• Exercise details: The word "text" occurs in some lines of the listing. Copy those lines.
--- Material for this task ---
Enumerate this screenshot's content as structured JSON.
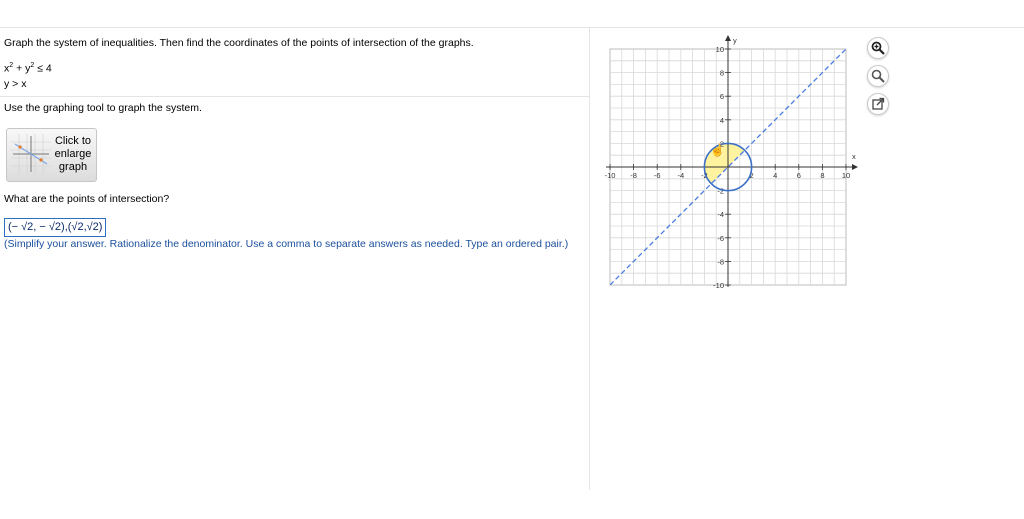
{
  "question": {
    "text": "Graph the system of inequalities. Then find the coordinates of the points of intersection of the graphs.",
    "ineq1_a": "x",
    "ineq1_b": " + y",
    "ineq1_c": " ≤ 4",
    "ineq1_exp": "2",
    "ineq2": "y > x"
  },
  "instruction": "Use the graphing tool to graph the system.",
  "enlarge_button": {
    "line1": "Click to",
    "line2": "enlarge",
    "line3": "graph"
  },
  "prompt": "What are the points of intersection?",
  "answer": "(− √2, − √2),(√2,√2)",
  "hint": "(Simplify your answer. Rationalize the denominator. Use a comma to separate answers as needed. Type an ordered pair.)",
  "graph": {
    "x_axis_label": "x",
    "y_axis_label": "y",
    "x_ticks": [
      "-10",
      "-8",
      "-6",
      "-4",
      "-2",
      "2",
      "4",
      "6",
      "8",
      "10"
    ],
    "y_ticks": [
      "10",
      "8",
      "6",
      "4",
      "2",
      "-2",
      "-4",
      "-6",
      "-8",
      "-10"
    ],
    "xlim": [
      -10,
      10
    ],
    "ylim": [
      -10,
      10
    ],
    "grid": true,
    "circle_radius": 2,
    "line_slope": 1,
    "line_style": "dashed",
    "circle_color": "#3c6fc8",
    "line_color": "#4a7de0",
    "shade_color": "#fff3a0"
  },
  "tools": {
    "zoom_in": "zoom-in-icon",
    "zoom_out": "zoom-out-icon",
    "popout": "popout-icon"
  }
}
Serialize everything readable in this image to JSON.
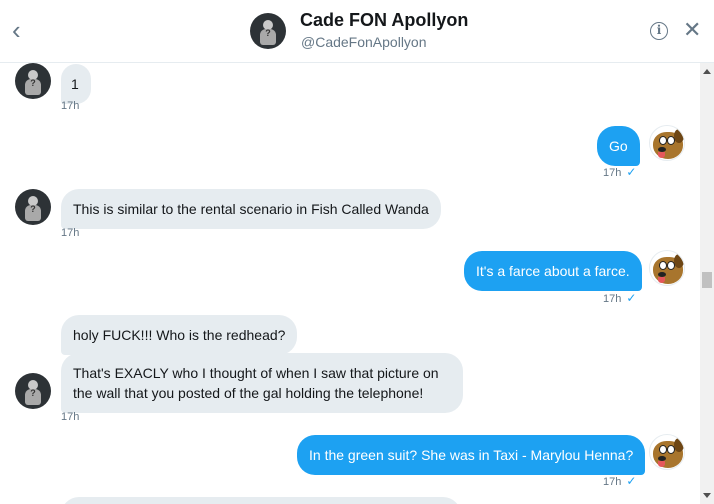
{
  "header": {
    "back_icon": "chevron-left-icon",
    "name": "Cade FON Apollyon",
    "handle": "@CadeFonApollyon",
    "info_icon": "info-icon",
    "close_icon": "close-icon"
  },
  "messages": [
    {
      "side": "in",
      "text": "1",
      "time": "17h"
    },
    {
      "side": "out",
      "text": "Go",
      "time": "17h"
    },
    {
      "side": "in",
      "text": "This is similar to the rental scenario in Fish Called Wanda",
      "time": "17h"
    },
    {
      "side": "out",
      "text": "It's a farce about a farce.",
      "time": "17h"
    },
    {
      "side": "in",
      "text": "holy FUCK!!! Who is the redhead?",
      "time": ""
    },
    {
      "side": "in",
      "text": "That's EXACLY who I thought of when I saw that picture on the wall that you posted of the gal holding the telephone!",
      "time": "17h"
    },
    {
      "side": "out",
      "text": "In the green suit? She was in Taxi - Marylou Henna?",
      "time": "17h"
    }
  ],
  "colors": {
    "outgoing_bubble": "#1da1f2",
    "incoming_bubble": "#e6ecf0",
    "check": "#1da1f2"
  }
}
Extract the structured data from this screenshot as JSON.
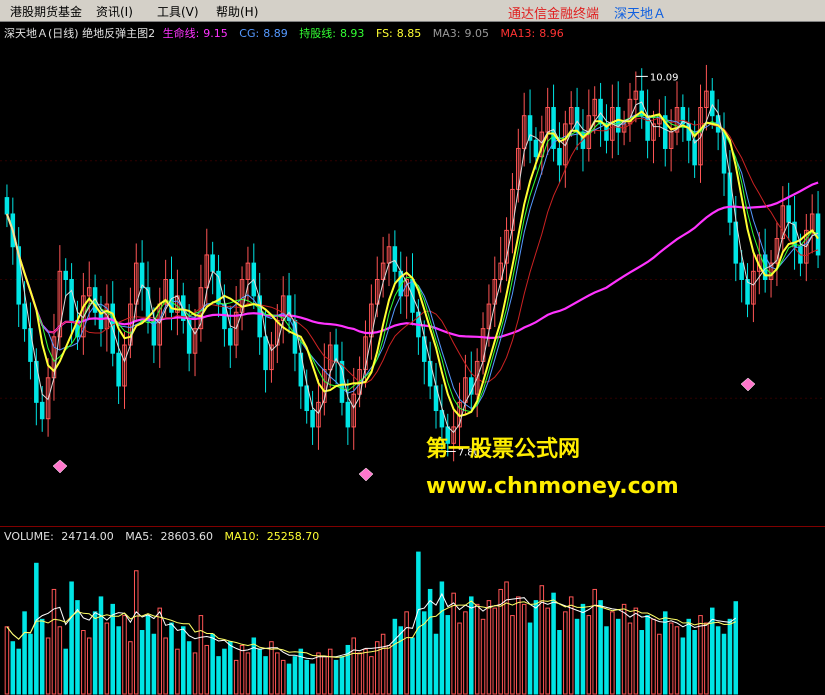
{
  "menubar": {
    "items": [
      "港股期货基金",
      "资讯(I)",
      "工具(V)",
      "帮助(H)"
    ],
    "brand": "通达信金融终端",
    "stock": "深天地Ａ"
  },
  "price_panel": {
    "title": "深天地Ａ(日线) 绝地反弹主图2",
    "indicators": [
      {
        "label": "生命线:",
        "value": "9.15",
        "color": "#ff33ff"
      },
      {
        "label": "CG:",
        "value": "8.89",
        "color": "#5599ff"
      },
      {
        "label": "持股线:",
        "value": "8.93",
        "color": "#33ff33"
      },
      {
        "label": "FS:",
        "value": "8.85",
        "color": "#ffff33"
      },
      {
        "label": "MA3:",
        "value": "9.05",
        "color": "#999999"
      },
      {
        "label": "MA13:",
        "value": "8.96",
        "color": "#ff3333"
      }
    ],
    "high_label": "10.09",
    "low_label": "7.80"
  },
  "volume_panel": {
    "label": "VOLUME:",
    "value": "24714.00",
    "ma5_label": "MA5:",
    "ma5_value": "28603.60",
    "ma10_label": "MA10:",
    "ma10_value": "25258.70"
  },
  "watermark": {
    "line1": "第一股票公式网",
    "line2": "www.chnmoney.com"
  },
  "colors": {
    "up": "#ff5555",
    "down": "#00e5e5",
    "life_line": "#ff33ff",
    "fs_line": "#ffff33",
    "cg_line": "#5599ff",
    "hold_line": "#33ff33",
    "ma13": "#cc2222",
    "grid": "#800000"
  },
  "chart_data": {
    "type": "candlestick",
    "closes": [
      9.25,
      9.05,
      8.7,
      8.55,
      8.35,
      8.1,
      8.0,
      8.25,
      8.5,
      8.9,
      8.85,
      8.6,
      8.5,
      8.75,
      8.8,
      8.65,
      8.55,
      8.7,
      8.4,
      8.2,
      8.45,
      8.7,
      8.95,
      8.8,
      8.6,
      8.45,
      8.7,
      8.85,
      8.65,
      8.75,
      8.6,
      8.4,
      8.55,
      8.8,
      9.0,
      8.9,
      8.7,
      8.55,
      8.45,
      8.65,
      8.85,
      8.95,
      8.75,
      8.5,
      8.3,
      8.45,
      8.6,
      8.75,
      8.6,
      8.4,
      8.2,
      8.05,
      7.95,
      8.1,
      8.3,
      8.45,
      8.35,
      8.1,
      7.95,
      8.15,
      8.3,
      8.5,
      8.7,
      8.85,
      8.95,
      9.05,
      8.9,
      8.75,
      8.85,
      8.65,
      8.5,
      8.35,
      8.2,
      8.05,
      7.95,
      7.85,
      7.95,
      8.1,
      8.25,
      8.15,
      8.35,
      8.55,
      8.7,
      8.85,
      8.95,
      9.15,
      9.4,
      9.65,
      9.85,
      9.7,
      9.6,
      9.75,
      9.9,
      9.65,
      9.55,
      9.8,
      9.9,
      9.75,
      9.65,
      9.85,
      9.95,
      9.8,
      9.7,
      9.9,
      9.75,
      9.8,
      9.95,
      10.0,
      9.85,
      9.7,
      9.8,
      9.85,
      9.65,
      9.75,
      9.9,
      9.8,
      9.7,
      9.55,
      9.9,
      10.0,
      9.85,
      9.75,
      9.5,
      9.2,
      8.95,
      8.85,
      8.7,
      8.9,
      9.0,
      8.85,
      8.95,
      9.1,
      9.3,
      9.2,
      9.05,
      8.95,
      9.15,
      9.25,
      9.0
    ],
    "volume": [
      18000,
      14000,
      12000,
      22000,
      16000,
      35000,
      20000,
      15000,
      28000,
      18000,
      12000,
      30000,
      25000,
      17000,
      15000,
      22000,
      26000,
      19000,
      24000,
      18000,
      21000,
      14000,
      33000,
      17000,
      21000,
      16000,
      23000,
      15000,
      19000,
      12000,
      18000,
      14000,
      11000,
      21000,
      13000,
      16000,
      10000,
      12000,
      14000,
      9000,
      13000,
      11000,
      15000,
      12000,
      10000,
      14000,
      11000,
      9000,
      8000,
      10000,
      12000,
      9000,
      8000,
      11000,
      10000,
      12000,
      9000,
      10000,
      13000,
      15000,
      11000,
      12000,
      10000,
      14000,
      16000,
      13000,
      20000,
      18000,
      22000,
      15000,
      38000,
      22000,
      28000,
      16000,
      30000,
      21000,
      27000,
      19000,
      22000,
      26000,
      24000,
      20000,
      25000,
      23000,
      28000,
      30000,
      21000,
      26000,
      24000,
      19000,
      25000,
      29000,
      23000,
      27000,
      17000,
      22000,
      26000,
      20000,
      24000,
      21000,
      28000,
      25000,
      18000,
      22000,
      20000,
      24000,
      19000,
      23000,
      17000,
      21000,
      20000,
      16000,
      22000,
      19000,
      18000,
      15000,
      20000,
      17000,
      21000,
      19000,
      23000,
      18000,
      16000,
      20000,
      24714
    ],
    "ylim": [
      7.4,
      10.3
    ],
    "high": 10.09,
    "low": 7.8
  }
}
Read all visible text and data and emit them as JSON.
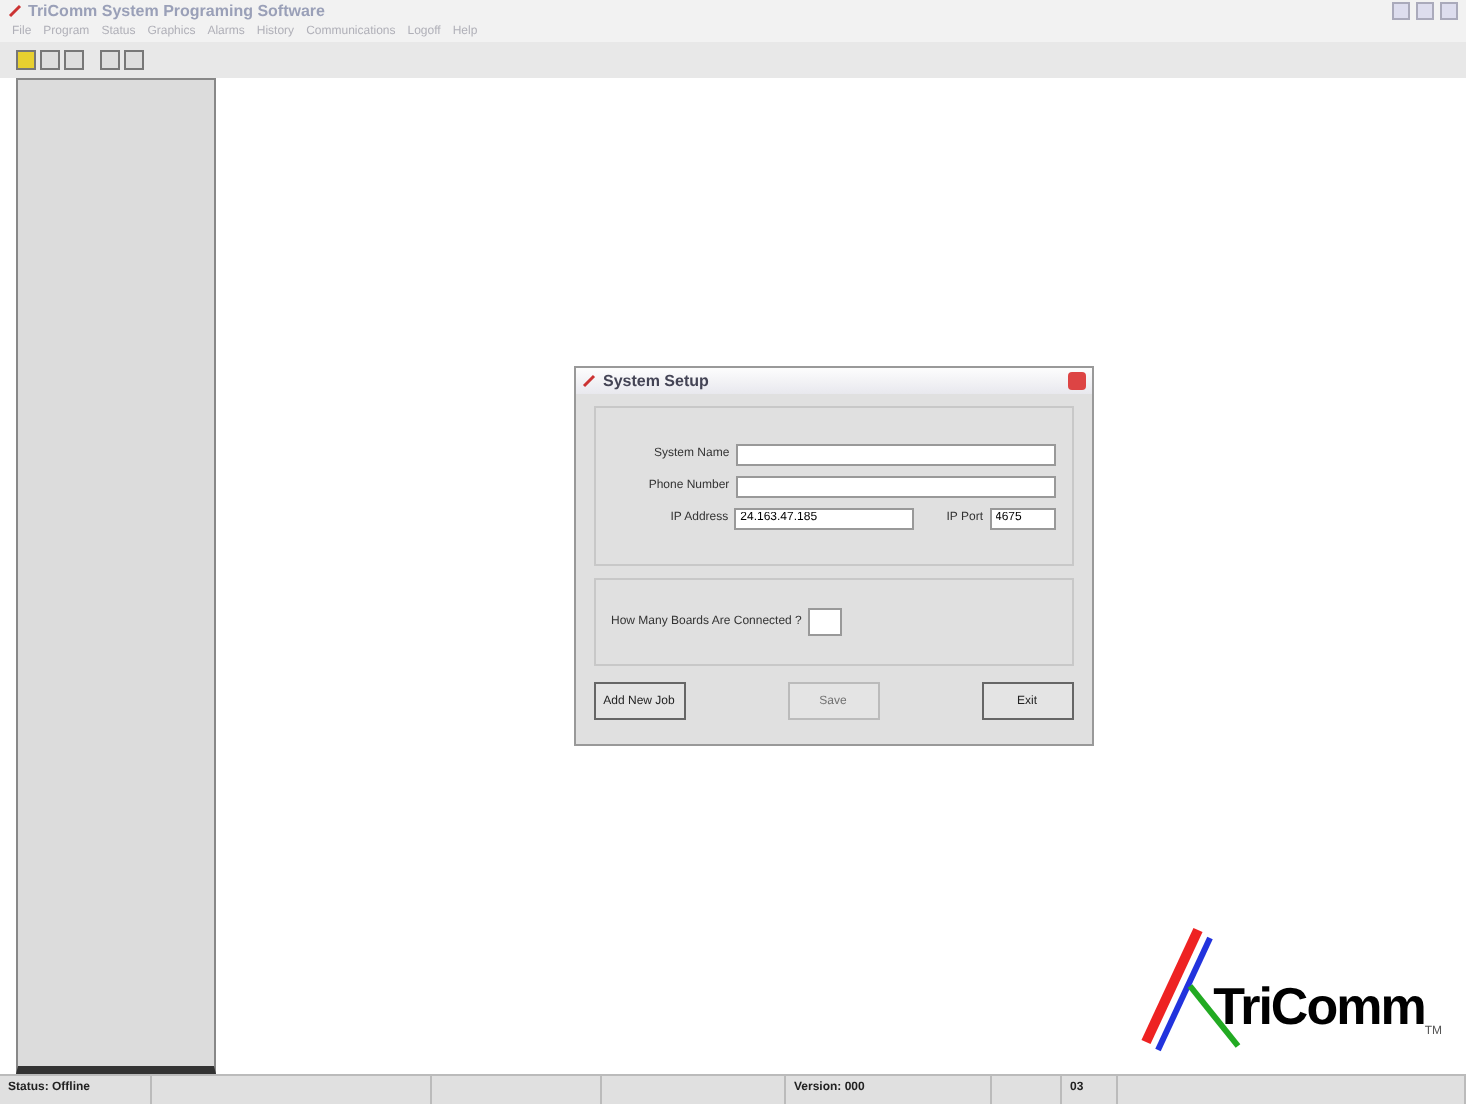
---
• Response:
    "text": "Graph the system of inequalities. Then find the coordinates of the points of intersection of the graphs.",
      "text": "1",
      "text": "Go",
      "text": "This is similar to the rental scenario in Fish Called Wanda",
      "text": "It's a farce about a farce.",
      "text": "holy FUCK!!! Who is the redhead?",
      "text": "That's EXACLY who I thought of when I saw that picture on the wall that you posted of the gal holding the telephone!",
      "text": "In the green suit? She was in Taxi - Marylou Henna?",
Read all visible text and data and emit them as JSON.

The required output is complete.